Dataset rows describing interfaces:
+++++

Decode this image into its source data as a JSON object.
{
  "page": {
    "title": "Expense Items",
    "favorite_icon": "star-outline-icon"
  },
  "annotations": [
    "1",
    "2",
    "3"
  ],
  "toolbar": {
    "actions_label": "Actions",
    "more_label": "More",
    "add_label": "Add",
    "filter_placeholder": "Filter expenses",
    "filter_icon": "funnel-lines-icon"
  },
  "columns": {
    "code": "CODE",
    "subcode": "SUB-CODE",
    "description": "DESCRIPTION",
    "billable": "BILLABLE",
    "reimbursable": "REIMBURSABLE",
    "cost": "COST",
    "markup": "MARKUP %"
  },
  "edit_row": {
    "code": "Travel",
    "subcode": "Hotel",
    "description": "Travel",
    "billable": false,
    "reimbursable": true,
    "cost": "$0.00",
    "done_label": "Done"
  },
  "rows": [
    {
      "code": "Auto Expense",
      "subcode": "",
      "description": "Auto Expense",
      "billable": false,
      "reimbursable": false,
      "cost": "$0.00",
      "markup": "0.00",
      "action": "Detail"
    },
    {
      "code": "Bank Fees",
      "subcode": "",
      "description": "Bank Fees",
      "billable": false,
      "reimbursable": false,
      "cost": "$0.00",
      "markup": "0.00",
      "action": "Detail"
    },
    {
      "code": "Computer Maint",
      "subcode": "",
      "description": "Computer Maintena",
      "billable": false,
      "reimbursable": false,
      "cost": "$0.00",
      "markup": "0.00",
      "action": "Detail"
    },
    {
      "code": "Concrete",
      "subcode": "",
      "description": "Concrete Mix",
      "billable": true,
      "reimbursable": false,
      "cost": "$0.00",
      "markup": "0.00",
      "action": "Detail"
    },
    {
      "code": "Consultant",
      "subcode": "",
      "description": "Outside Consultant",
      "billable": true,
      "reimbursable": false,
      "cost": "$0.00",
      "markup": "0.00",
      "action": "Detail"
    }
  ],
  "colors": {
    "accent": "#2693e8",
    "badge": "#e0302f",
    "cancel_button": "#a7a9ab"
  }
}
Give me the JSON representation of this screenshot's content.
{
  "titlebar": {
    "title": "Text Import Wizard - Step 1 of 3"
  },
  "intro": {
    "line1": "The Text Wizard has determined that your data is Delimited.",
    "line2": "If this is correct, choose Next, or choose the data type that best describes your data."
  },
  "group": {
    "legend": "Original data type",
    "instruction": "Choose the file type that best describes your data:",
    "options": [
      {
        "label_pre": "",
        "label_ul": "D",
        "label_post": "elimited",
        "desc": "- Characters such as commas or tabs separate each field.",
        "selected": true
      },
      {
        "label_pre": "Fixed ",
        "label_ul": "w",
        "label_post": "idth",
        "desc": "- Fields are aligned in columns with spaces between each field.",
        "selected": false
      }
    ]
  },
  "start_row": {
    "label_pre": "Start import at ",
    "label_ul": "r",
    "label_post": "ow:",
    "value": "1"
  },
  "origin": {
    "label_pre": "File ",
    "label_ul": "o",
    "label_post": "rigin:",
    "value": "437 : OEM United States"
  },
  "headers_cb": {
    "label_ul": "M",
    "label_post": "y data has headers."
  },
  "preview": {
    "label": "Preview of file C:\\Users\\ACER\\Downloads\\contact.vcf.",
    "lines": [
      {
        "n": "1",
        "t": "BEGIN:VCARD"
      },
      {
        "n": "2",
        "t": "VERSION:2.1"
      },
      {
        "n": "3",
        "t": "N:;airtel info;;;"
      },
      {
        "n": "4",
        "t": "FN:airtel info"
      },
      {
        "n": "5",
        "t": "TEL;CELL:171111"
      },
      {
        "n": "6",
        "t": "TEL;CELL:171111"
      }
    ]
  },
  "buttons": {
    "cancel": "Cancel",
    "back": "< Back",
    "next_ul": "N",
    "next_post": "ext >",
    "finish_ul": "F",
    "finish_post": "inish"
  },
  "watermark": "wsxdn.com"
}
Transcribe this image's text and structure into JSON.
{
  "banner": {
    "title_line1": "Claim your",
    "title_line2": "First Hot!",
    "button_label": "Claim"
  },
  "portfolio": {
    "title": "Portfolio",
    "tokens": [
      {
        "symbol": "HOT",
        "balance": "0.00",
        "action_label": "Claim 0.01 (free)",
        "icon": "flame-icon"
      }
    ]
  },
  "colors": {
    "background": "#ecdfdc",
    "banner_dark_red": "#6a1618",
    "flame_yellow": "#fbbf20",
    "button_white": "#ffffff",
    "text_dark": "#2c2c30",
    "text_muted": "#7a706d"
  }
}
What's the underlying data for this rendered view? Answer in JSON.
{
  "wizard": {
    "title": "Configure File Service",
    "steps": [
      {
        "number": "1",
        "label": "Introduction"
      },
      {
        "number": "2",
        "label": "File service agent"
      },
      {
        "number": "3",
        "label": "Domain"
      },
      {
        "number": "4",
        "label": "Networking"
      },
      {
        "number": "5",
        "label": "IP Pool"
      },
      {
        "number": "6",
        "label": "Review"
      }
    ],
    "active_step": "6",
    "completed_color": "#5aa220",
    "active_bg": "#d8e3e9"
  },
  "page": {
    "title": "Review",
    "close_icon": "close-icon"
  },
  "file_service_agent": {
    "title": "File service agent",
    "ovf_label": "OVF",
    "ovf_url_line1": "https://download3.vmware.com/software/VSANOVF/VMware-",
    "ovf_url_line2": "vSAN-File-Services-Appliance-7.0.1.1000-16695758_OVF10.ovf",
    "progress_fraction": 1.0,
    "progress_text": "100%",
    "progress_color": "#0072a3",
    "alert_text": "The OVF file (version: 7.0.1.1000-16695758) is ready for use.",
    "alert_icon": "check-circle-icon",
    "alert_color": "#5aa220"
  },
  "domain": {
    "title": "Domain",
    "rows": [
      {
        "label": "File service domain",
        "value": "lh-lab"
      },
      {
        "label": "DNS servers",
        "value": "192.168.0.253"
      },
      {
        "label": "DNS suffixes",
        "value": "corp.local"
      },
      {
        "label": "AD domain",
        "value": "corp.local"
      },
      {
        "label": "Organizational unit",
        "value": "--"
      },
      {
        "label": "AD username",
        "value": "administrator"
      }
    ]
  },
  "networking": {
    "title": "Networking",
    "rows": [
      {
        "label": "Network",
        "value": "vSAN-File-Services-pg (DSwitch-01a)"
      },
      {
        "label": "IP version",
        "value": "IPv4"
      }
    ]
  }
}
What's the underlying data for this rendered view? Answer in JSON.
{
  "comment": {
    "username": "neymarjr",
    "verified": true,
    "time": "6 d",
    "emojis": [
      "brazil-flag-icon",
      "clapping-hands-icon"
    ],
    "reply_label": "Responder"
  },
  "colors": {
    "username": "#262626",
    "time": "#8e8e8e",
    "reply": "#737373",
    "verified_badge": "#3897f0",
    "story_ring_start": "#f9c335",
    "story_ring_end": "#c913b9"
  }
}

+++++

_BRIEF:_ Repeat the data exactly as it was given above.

_ANSWER AREA:_
Decode this image into its source data as a JSON object.
{
  "page": {
    "title": "Expense Items",
    "favorite_icon": "star-outline-icon"
  },
  "annotations": [
    "1",
    "2",
    "3"
  ],
  "toolbar": {
    "actions_label": "Actions",
    "more_label": "More",
    "add_label": "Add",
    "filter_placeholder": "Filter expenses",
    "filter_icon": "funnel-lines-icon"
  },
  "columns": {
    "code": "CODE",
    "subcode": "SUB-CODE",
    "description": "DESCRIPTION",
    "billable": "BILLABLE",
    "reimbursable": "REIMBURSABLE",
    "cost": "COST",
    "markup": "MARKUP %"
  },
  "edit_row": {
    "code": "Travel",
    "subcode": "Hotel",
    "description": "Travel",
    "billable": false,
    "reimbursable": true,
    "cost": "$0.00",
    "done_label": "Done"
  },
  "rows": [
    {
      "code": "Auto Expense",
      "subcode": "",
      "description": "Auto Expense",
      "billable": false,
      "reimbursable": false,
      "cost": "$0.00",
      "markup": "0.00",
      "action": "Detail"
    },
    {
      "code": "Bank Fees",
      "subcode": "",
      "description": "Bank Fees",
      "billable": false,
      "reimbursable": false,
      "cost": "$0.00",
      "markup": "0.00",
      "action": "Detail"
    },
    {
      "code": "Computer Maint",
      "subcode": "",
      "description": "Computer Maintena",
      "billable": false,
      "reimbursable": false,
      "cost": "$0.00",
      "markup": "0.00",
      "action": "Detail"
    },
    {
      "code": "Concrete",
      "subcode": "",
      "description": "Concrete Mix",
      "billable": true,
      "reimbursable": false,
      "cost": "$0.00",
      "markup": "0.00",
      "action": "Detail"
    },
    {
      "code": "Consultant",
      "subcode": "",
      "description": "Outside Consultant",
      "billable": true,
      "reimbursable": false,
      "cost": "$0.00",
      "markup": "0.00",
      "action": "Detail"
    }
  ],
  "colors": {
    "accent": "#2693e8",
    "badge": "#e0302f",
    "cancel_button": "#a7a9ab"
  }
}
Give me the JSON representation of this screenshot's content.
{
  "titlebar": {
    "title": "Text Import Wizard - Step 1 of 3"
  },
  "intro": {
    "line1": "The Text Wizard has determined that your data is Delimited.",
    "line2": "If this is correct, choose Next, or choose the data type that best describes your data."
  },
  "group": {
    "legend": "Original data type",
    "instruction": "Choose the file type that best describes your data:",
    "options": [
      {
        "label_pre": "",
        "label_ul": "D",
        "label_post": "elimited",
        "desc": "- Characters such as commas or tabs separate each field.",
        "selected": true
      },
      {
        "label_pre": "Fixed ",
        "label_ul": "w",
        "label_post": "idth",
        "desc": "- Fields are aligned in columns with spaces between each field.",
        "selected": false
      }
    ]
  },
  "start_row": {
    "label_pre": "Start import at ",
    "label_ul": "r",
    "label_post": "ow:",
    "value": "1"
  },
  "origin": {
    "label_pre": "File ",
    "label_ul": "o",
    "label_post": "rigin:",
    "value": "437 : OEM United States"
  },
  "headers_cb": {
    "label_ul": "M",
    "label_post": "y data has headers."
  },
  "preview": {
    "label": "Preview of file C:\\Users\\ACER\\Downloads\\contact.vcf.",
    "lines": [
      {
        "n": "1",
        "t": "BEGIN:VCARD"
      },
      {
        "n": "2",
        "t": "VERSION:2.1"
      },
      {
        "n": "3",
        "t": "N:;airtel info;;;"
      },
      {
        "n": "4",
        "t": "FN:airtel info"
      },
      {
        "n": "5",
        "t": "TEL;CELL:171111"
      },
      {
        "n": "6",
        "t": "TEL;CELL:171111"
      }
    ]
  },
  "buttons": {
    "cancel": "Cancel",
    "back": "< Back",
    "next_ul": "N",
    "next_post": "ext >",
    "finish_ul": "F",
    "finish_post": "inish"
  },
  "watermark": "wsxdn.com"
}
Transcribe this image's text and structure into JSON.
{
  "banner": {
    "title_line1": "Claim your",
    "title_line2": "First Hot!",
    "button_label": "Claim"
  },
  "portfolio": {
    "title": "Portfolio",
    "tokens": [
      {
        "symbol": "HOT",
        "balance": "0.00",
        "action_label": "Claim 0.01 (free)",
        "icon": "flame-icon"
      }
    ]
  },
  "colors": {
    "background": "#ecdfdc",
    "banner_dark_red": "#6a1618",
    "flame_yellow": "#fbbf20",
    "button_white": "#ffffff",
    "text_dark": "#2c2c30",
    "text_muted": "#7a706d"
  }
}
What's the underlying data for this rendered view? Answer in JSON.
{
  "wizard": {
    "title": "Configure File Service",
    "steps": [
      {
        "number": "1",
        "label": "Introduction"
      },
      {
        "number": "2",
        "label": "File service agent"
      },
      {
        "number": "3",
        "label": "Domain"
      },
      {
        "number": "4",
        "label": "Networking"
      },
      {
        "number": "5",
        "label": "IP Pool"
      },
      {
        "number": "6",
        "label": "Review"
      }
    ],
    "active_step": "6",
    "completed_color": "#5aa220",
    "active_bg": "#d8e3e9"
  },
  "page": {
    "title": "Review",
    "close_icon": "close-icon"
  },
  "file_service_agent": {
    "title": "File service agent",
    "ovf_label": "OVF",
    "ovf_url_line1": "https://download3.vmware.com/software/VSANOVF/VMware-",
    "ovf_url_line2": "vSAN-File-Services-Appliance-7.0.1.1000-16695758_OVF10.ovf",
    "progress_fraction": 1.0,
    "progress_text": "100%",
    "progress_color": "#0072a3",
    "alert_text": "The OVF file (version: 7.0.1.1000-16695758) is ready for use.",
    "alert_icon": "check-circle-icon",
    "alert_color": "#5aa220"
  },
  "domain": {
    "title": "Domain",
    "rows": [
      {
        "label": "File service domain",
        "value": "lh-lab"
      },
      {
        "label": "DNS servers",
        "value": "192.168.0.253"
      },
      {
        "label": "DNS suffixes",
        "value": "corp.local"
      },
      {
        "label": "AD domain",
        "value": "corp.local"
      },
      {
        "label": "Organizational unit",
        "value": "--"
      },
      {
        "label": "AD username",
        "value": "administrator"
      }
    ]
  },
  "networking": {
    "title": "Networking",
    "rows": [
      {
        "label": "Network",
        "value": "vSAN-File-Services-pg (DSwitch-01a)"
      },
      {
        "label": "IP version",
        "value": "IPv4"
      }
    ]
  }
}
What's the underlying data for this rendered view? Answer in JSON.
{
  "comment": {
    "username": "neymarjr",
    "verified": true,
    "time": "6 d",
    "emojis": [
      "brazil-flag-icon",
      "clapping-hands-icon"
    ],
    "reply_label": "Responder"
  },
  "colors": {
    "username": "#262626",
    "time": "#8e8e8e",
    "reply": "#737373",
    "verified_badge": "#3897f0",
    "story_ring_start": "#f9c335",
    "story_ring_end": "#c913b9"
  }
}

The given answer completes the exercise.